Yes, Land Rover has included an active safety feature for driving through water. Impressive to say the least. Adaptive cruise control is a standard on the HSE and higher trim models, but even the base is packed with plenty to keep both driver and occupants safe, earning it a score of 7 out of 10.
Typically, this an area where vehicles that excel at everything else score low, but such is not the case with the new Defender. With the 90 starting at just over $46,000 and $50,000 for the 110, it is a bit more expensive than the entry level Jeep Wrangler Rubicon and Ford Bronco, but it is still much less than the Toyota Land Cruiser or a Mercedes-Benz G-Wagon. To get all of the good off-road bits and P400 powertrain it does push that number a bit higher, as my middle of the pack SE trim Defender 110 specced out to about $71,000.

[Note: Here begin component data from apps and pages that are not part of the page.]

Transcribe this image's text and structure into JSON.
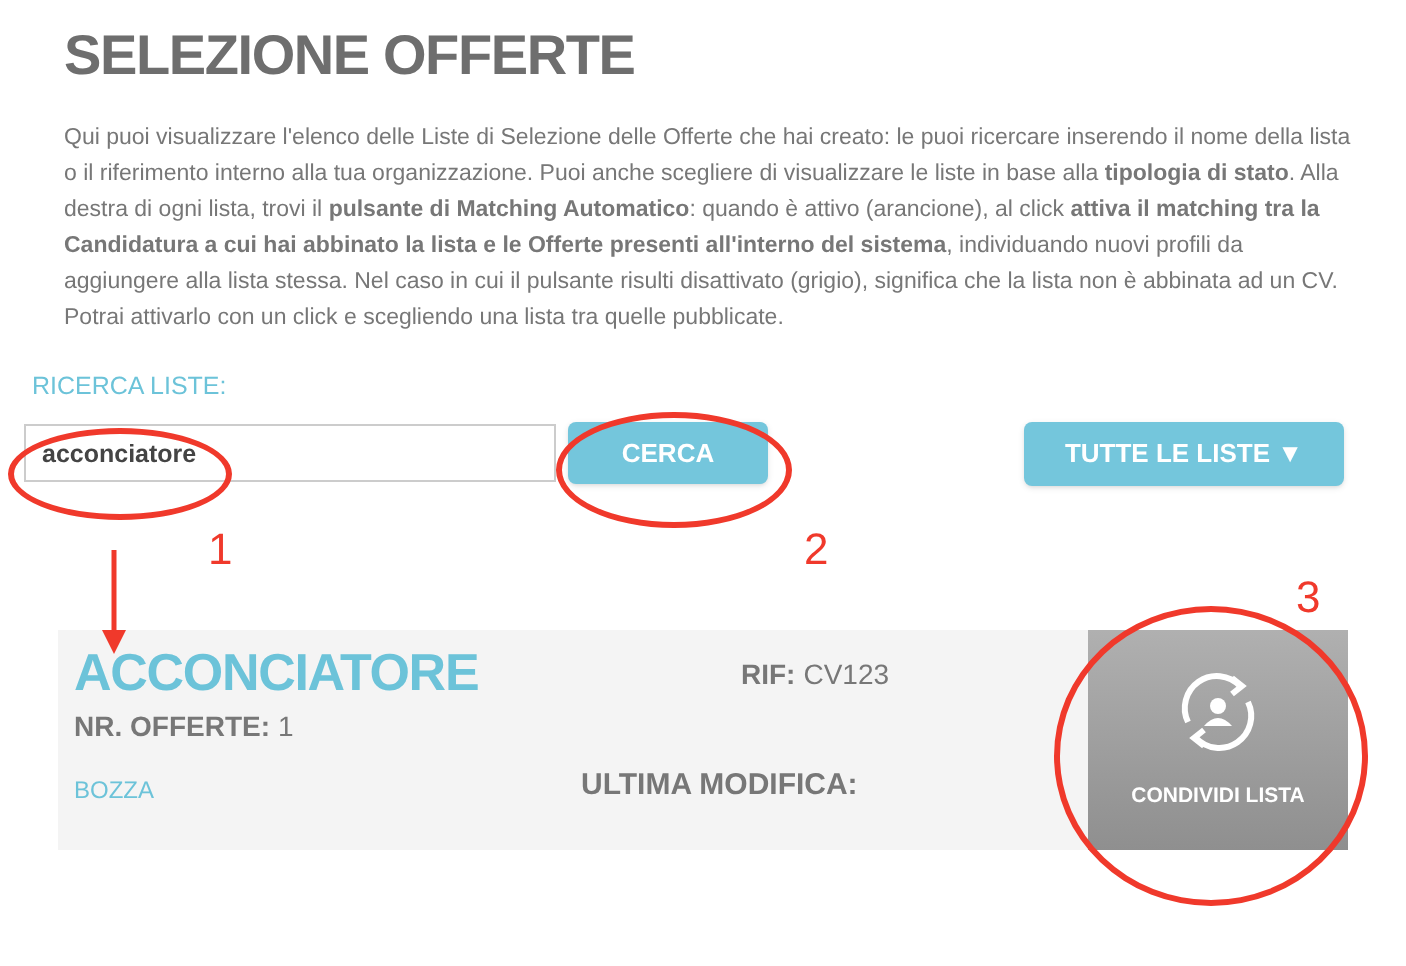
{
  "title": "SELEZIONE OFFERTE",
  "intro": "Qui puoi visualizzare l'elenco delle Liste di Selezione delle Offerte che hai creato: le puoi ricercare inserendo il nome della lista o il riferimento interno alla tua organizzazione. Puoi anche scegliere di visualizzare le liste in base alla **tipologia di stato**. Alla destra di ogni lista, trovi il **pulsante di Matching Automatico**: quando è attivo (arancione), al click **attiva il matching tra la Candidatura a cui hai abbinato la lista e le Offerte presenti all'interno del sistema**, individuando nuovi profili da aggiungere alla lista stessa. Nel caso in cui il pulsante risulti disattivato (grigio), significa che la lista non è abbinata ad un CV. Potrai attivarlo con un click e scegliendo una lista tra quelle pubblicate.",
  "search": {
    "label": "RICERCA LISTE:",
    "value": "acconciatore",
    "button": "CERCA"
  },
  "filter": {
    "label": "TUTTE LE LISTE",
    "caret": "▼"
  },
  "lists": [
    {
      "name": "ACCONCIATORE",
      "offers_label": "NR. OFFERTE:",
      "offers": "1",
      "status": "BOZZA",
      "ref_label": "RIF:",
      "ref": "CV123",
      "modified_label": "ULTIMA MODIFICA:",
      "share": "CONDIVIDI LISTA",
      "matching": false
    }
  ],
  "annotations": [
    "1",
    "2",
    "3"
  ]
}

That said, it is a lot of vehicle for seventy thousand dollars, between its off-road tech, advanced motor, plush interior, and superb on and off-road manners. I would advise buyers who plan to off-road their Defender to look into this spec, as it is the perfect balance of utility and luxury. Whether or not the air ride suspension and advanced drivetrain will remain reliable are to be determined, but I am only scoring the Defender on how it leaves the show room for new buyers, and due to its capability, wide range of customization, and various trim levels, it earns a score of 8/10.
Editors Influence 10/10

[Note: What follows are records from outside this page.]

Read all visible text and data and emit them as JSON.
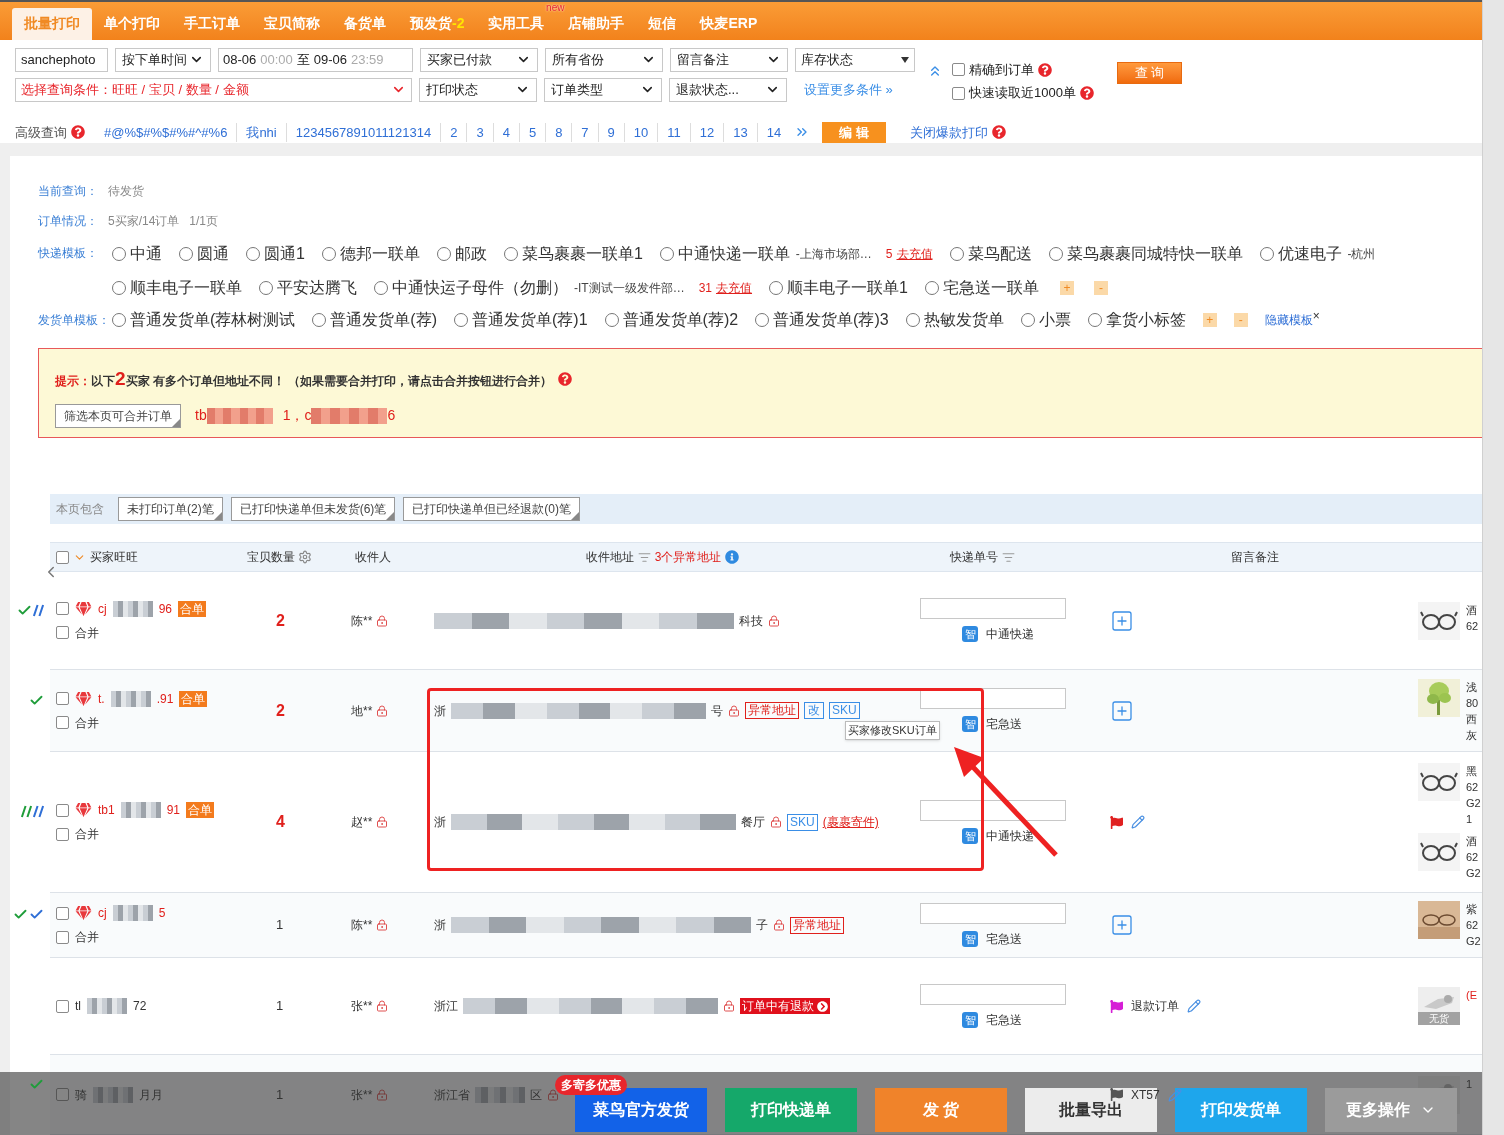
{
  "nav": {
    "tabs": [
      {
        "label": "批量打印",
        "selected": true
      },
      {
        "label": "单个打印",
        "selected": false
      },
      {
        "label": "手工订单",
        "selected": false
      },
      {
        "label": "宝贝简称",
        "selected": false
      },
      {
        "label": "备货单",
        "selected": false
      },
      {
        "label": "预发货",
        "count": "-2",
        "selected": false
      },
      {
        "label": "实用工具",
        "tag": "new",
        "selected": false
      },
      {
        "label": "店铺助手",
        "selected": false
      },
      {
        "label": "短信",
        "selected": false
      },
      {
        "label": "快麦ERP",
        "selected": false
      }
    ]
  },
  "filters": {
    "shop": "sanchephoto",
    "time_type": "按下单时间",
    "date_from": "08-06",
    "time_from": "00:00",
    "date_sep": "至",
    "date_to": "09-06",
    "time_to": "23:59",
    "selects_row1": [
      "买家已付款",
      "所有省份",
      "留言备注"
    ],
    "stock_select": "库存状态",
    "condition": "选择查询条件：旺旺 / 宝贝 / 数量 / 金额",
    "selects_row2": [
      "打印状态",
      "订单类型",
      "退款状态..."
    ],
    "more_link": "设置更多条件 »",
    "options": [
      {
        "label": "精确到订单",
        "checked": false
      },
      {
        "label": "快速读取近1000单",
        "checked": false
      }
    ],
    "query_button": "查 询"
  },
  "advanced": {
    "label": "高级查询",
    "saved": [
      "#@%$#%$#%#^#%6",
      "我nhi",
      "1234567891011121314",
      "2",
      "3",
      "4",
      "5",
      "8",
      "7",
      "9",
      "10",
      "11",
      "12",
      "13",
      "14"
    ],
    "edit_button": "编 辑",
    "close_link": "关闭爆款打印"
  },
  "summary": {
    "current_label": "当前查询：",
    "current_value": "待发货",
    "orders_label": "订单情况：",
    "orders_value": "5买家/14订单",
    "pages": "1/1页"
  },
  "express_templates": {
    "label": "快递模板：",
    "lines": [
      [
        {
          "name": "中通",
          "selected": false
        },
        {
          "name": "圆通",
          "selected": false
        },
        {
          "name": "圆通1",
          "selected": false
        },
        {
          "name": "德邦一联单",
          "selected": false
        },
        {
          "name": "邮政",
          "selected": false
        },
        {
          "name": "菜鸟裹裹一联单1",
          "selected": false
        },
        {
          "name": "中通快递一联单",
          "note": "-上海市场部…",
          "balance": "5",
          "recharge": "去充值",
          "selected": false
        },
        {
          "name": "菜鸟配送",
          "selected": false
        },
        {
          "name": "菜鸟裹裹同城特快一联单",
          "selected": false
        },
        {
          "name": "优速电子",
          "note": "-杭州",
          "selected": false
        }
      ],
      [
        {
          "name": "顺丰电子一联单",
          "selected": false
        },
        {
          "name": "平安达腾飞",
          "selected": false
        },
        {
          "name": "中通快运子母件（勿删）",
          "note": "-IT测试一级发件部…",
          "balance": "31",
          "recharge": "去充值",
          "selected": false
        },
        {
          "name": "顺丰电子一联单1",
          "selected": false
        },
        {
          "name": "宅急送一联单",
          "selected": false
        }
      ]
    ],
    "add": "+",
    "remove": "-"
  },
  "ship_templates": {
    "label": "发货单模板：",
    "items": [
      {
        "name": "普通发货单(荐林树测试",
        "selected": false
      },
      {
        "name": "普通发货单(荐)",
        "selected": false
      },
      {
        "name": "普通发货单(荐)1",
        "selected": false
      },
      {
        "name": "普通发货单(荐)2",
        "selected": false
      },
      {
        "name": "普通发货单(荐)3",
        "selected": false
      },
      {
        "name": "热敏发货单",
        "selected": false
      },
      {
        "name": "小票",
        "selected": false
      },
      {
        "name": "拿货小标签",
        "selected": false
      }
    ],
    "add": "+",
    "remove": "-",
    "hide_link": "隐藏模板",
    "close": "×"
  },
  "notice": {
    "label": "提示：",
    "prefix": "以下",
    "count": "2",
    "text": "买家 有多个订单但地址不同！ （如果需要合并打印，请点击合并按钮进行合并）",
    "filter_button": "筛选本页可合并订单",
    "buyer_a": "tb",
    "buyer_b": "1，c",
    "buyer_c": "6"
  },
  "page_filter": {
    "label": "本页包含",
    "buttons": [
      "未打印订单(2)笔",
      "已打印快递单但未发货(6)笔",
      "已打印快递单但已经退款(0)笔"
    ]
  },
  "table": {
    "select_all_checked": false,
    "columns": [
      "买家旺旺",
      "宝贝数量",
      "收件人",
      "收件地址",
      "快递单号",
      "留言备注"
    ],
    "abnormal_count": "3个异常地址",
    "rows": [
      {
        "marks": [
          {
            "kind": "check",
            "color": "#1f9d3a"
          },
          {
            "kind": "slash",
            "color": "#2f6fd6"
          }
        ],
        "checked": false,
        "vip": true,
        "buyer_start": "cj",
        "buyer_end": "96",
        "merged_tag": "合单",
        "merge_label": "合并",
        "merge_checked": false,
        "qty": "2",
        "qty_highlight": true,
        "recipient": "陈**",
        "addr_end": "科技",
        "tags": [],
        "smart": "智",
        "carrier": "中通快递",
        "note": {
          "kind": "add"
        },
        "products": [
          {
            "lines": [
              "酒",
              "62"
            ]
          }
        ]
      },
      {
        "marks": [
          {
            "kind": "check",
            "color": "#1f9d3a"
          }
        ],
        "checked": false,
        "vip": true,
        "buyer_start": "t.",
        "buyer_end": ".91",
        "merged_tag": "合单",
        "merge_label": "合并",
        "merge_checked": false,
        "qty": "2",
        "qty_highlight": true,
        "recipient": "地**",
        "addr_start": "浙",
        "addr_end": "号",
        "tags": [
          {
            "kind": "abnormal",
            "label": "异常地址"
          },
          {
            "kind": "edit",
            "label": "改"
          },
          {
            "kind": "sku",
            "label": "SKU"
          }
        ],
        "smart": "智",
        "carrier": "宅急送",
        "note": {
          "kind": "add"
        },
        "products": [
          {
            "lines": [
              "浅",
              "80",
              "西",
              "灰"
            ]
          }
        ]
      },
      {
        "marks": [
          {
            "kind": "slash",
            "color": "#1f9d3a"
          },
          {
            "kind": "slash",
            "color": "#2f6fd6"
          }
        ],
        "checked": false,
        "vip": true,
        "buyer_start": "tb1",
        "buyer_end": "91",
        "merged_tag": "合单",
        "merge_label": "合并",
        "merge_checked": false,
        "qty": "4",
        "qty_highlight": true,
        "recipient": "赵**",
        "addr_start": "浙",
        "addr_end": "餐厅",
        "tags": [
          {
            "kind": "sku",
            "label": "SKU"
          },
          {
            "kind": "link",
            "label": "(裹裹寄件)"
          }
        ],
        "smart": "智",
        "carrier": "中通快递",
        "note": {
          "kind": "flag",
          "color": "#e02020"
        },
        "products": [
          {
            "lines": [
              "黑",
              "62",
              "G2",
              "1"
            ]
          },
          {
            "lines": [
              "酒",
              "62",
              "G2"
            ]
          }
        ]
      },
      {
        "marks": [
          {
            "kind": "check",
            "color": "#1f9d3a"
          },
          {
            "kind": "check",
            "color": "#2f6fd6"
          }
        ],
        "checked": false,
        "vip": true,
        "buyer_start": "cj",
        "buyer_end": "5",
        "merge_label": "合并",
        "merge_checked": false,
        "qty": "1",
        "qty_highlight": false,
        "recipient": "陈**",
        "addr_start": "浙",
        "addr_end": "子",
        "tags": [
          {
            "kind": "abnormal",
            "label": "异常地址"
          }
        ],
        "smart": "智",
        "carrier": "宅急送",
        "note": {
          "kind": "add"
        },
        "products": [
          {
            "lines": [
              "紫",
              "62",
              "G2"
            ]
          }
        ]
      },
      {
        "marks": [],
        "checked": false,
        "vip": false,
        "buyer_start": "tl",
        "buyer_end": "72",
        "qty": "1",
        "qty_highlight": false,
        "recipient": "张**",
        "addr_start": "浙江",
        "tags": [
          {
            "kind": "refund",
            "label": "订单中有退款"
          }
        ],
        "smart": "智",
        "carrier": "宅急送",
        "note": {
          "kind": "flag",
          "color": "#d61ed6",
          "text": "退款订单"
        },
        "products": [
          {
            "lines": [
              "(E"
            ],
            "stock": "无货"
          }
        ]
      },
      {
        "marks": [
          {
            "kind": "check",
            "color": "#1f9d3a"
          }
        ],
        "checked": false,
        "vip": false,
        "buyer_start": "骑",
        "buyer_end": "月月",
        "qty": "1",
        "qty_highlight": false,
        "recipient": "张**",
        "addr_start": "浙江省",
        "addr_end": "区",
        "tags": [],
        "note": {
          "kind": "flag",
          "color": "#555555",
          "text": "XT57"
        },
        "products": [
          {
            "lines": [
              "1"
            ]
          }
        ]
      }
    ]
  },
  "tooltip": "买家修改SKU订单",
  "bottom_bar": {
    "promo": "多寄多优惠",
    "buttons": [
      {
        "label": "菜鸟官方发货",
        "kind": "solid",
        "color": "#1262e8"
      },
      {
        "label": "打印快递单",
        "kind": "solid",
        "color": "#15a86a"
      },
      {
        "label": "发 货",
        "kind": "solid",
        "color": "#f0832a"
      },
      {
        "label": "批量导出",
        "kind": "light",
        "color": "#ececec"
      },
      {
        "label": "打印发货单",
        "kind": "solid",
        "color": "#1ea6ec"
      },
      {
        "label": "更多操作",
        "kind": "menu",
        "color": "#9b9b9b"
      }
    ]
  }
}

When I found out Land Rover was revamping the Defender I was both ecstatic and nervous. Ecstatic because we were getting a new Defender. Nervous because I worried Land Rover would make it too soft. I feared the new model might not live up to the “Defender” name . . . a cult off-road classic. Luckily, it did not disappoint, in fact, the new Defender exceeded my expectations in every single way. Despite being a unibody with independent suspension, it can hang with the best of the best off-road.
I would be hard-pressed to believe that the new Bronco or Wrangler Rubicon could do any better in stock form (possibly another comparison for the summer?). While its traction control system works fabulously, I really appreciate that Land Rover included a mechanical rear locker for extra tricky bits. Then there are the on-road manners, handling is more akin to a sport SUV than a true off-road vehicle, which seems bizarre at first, but once you get used to it, getting to the trail becomes almost as much fun as being on it. The interior is the perfect balance of expensive date night to being covered in mud, and safety equipment and tech wrap up the rest of the package.

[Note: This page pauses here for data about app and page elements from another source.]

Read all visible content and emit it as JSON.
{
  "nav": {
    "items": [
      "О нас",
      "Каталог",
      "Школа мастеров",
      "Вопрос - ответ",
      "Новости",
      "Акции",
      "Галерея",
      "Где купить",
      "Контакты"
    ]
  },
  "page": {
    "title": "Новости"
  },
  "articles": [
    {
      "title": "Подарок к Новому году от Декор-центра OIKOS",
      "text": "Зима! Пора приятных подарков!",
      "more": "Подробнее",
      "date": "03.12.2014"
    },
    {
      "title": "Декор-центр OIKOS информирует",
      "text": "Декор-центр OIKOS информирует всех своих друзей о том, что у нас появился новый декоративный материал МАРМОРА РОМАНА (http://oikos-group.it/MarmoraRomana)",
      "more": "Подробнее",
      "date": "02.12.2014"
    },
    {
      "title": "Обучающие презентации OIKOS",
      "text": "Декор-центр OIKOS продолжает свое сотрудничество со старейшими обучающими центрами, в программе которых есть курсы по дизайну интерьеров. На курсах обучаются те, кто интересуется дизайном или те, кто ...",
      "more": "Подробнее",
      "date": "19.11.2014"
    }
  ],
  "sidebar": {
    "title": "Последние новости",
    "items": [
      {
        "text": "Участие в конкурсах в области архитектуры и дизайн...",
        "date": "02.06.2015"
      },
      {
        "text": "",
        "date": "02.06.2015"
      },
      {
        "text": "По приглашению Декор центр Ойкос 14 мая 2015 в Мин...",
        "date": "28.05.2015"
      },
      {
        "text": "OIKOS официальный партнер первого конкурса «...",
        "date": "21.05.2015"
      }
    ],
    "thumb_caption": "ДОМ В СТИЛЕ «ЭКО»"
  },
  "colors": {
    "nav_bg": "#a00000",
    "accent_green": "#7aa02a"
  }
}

Despite being a diehard Land Cruiser enthusiast, I have always found Land Rovers to have a bit of character and charm that Cruisers lack. The new Defender showcases that perfectly. I love that you can still get it with steel off road wheels, little details like that highlight how much work Land Rover has put into making sure the Defender hasn’t forgotten its roots.
It’s fun to drive even if you’re simply going to the store to get bread, and for me that is the ultimate test of if a vehicle is truly fun. This is the first vehicle I have scored at a 10/10 for editor’s influence … not that it needs the points, it’s just that good. If lucky enough to be behind the wheel of the Defender, you will likely have a s***-eating grin on your face (or should I say “mud-eating grin”) and to me, that’s what vehicles are all about. Hopefully, the Defender’s here to stay.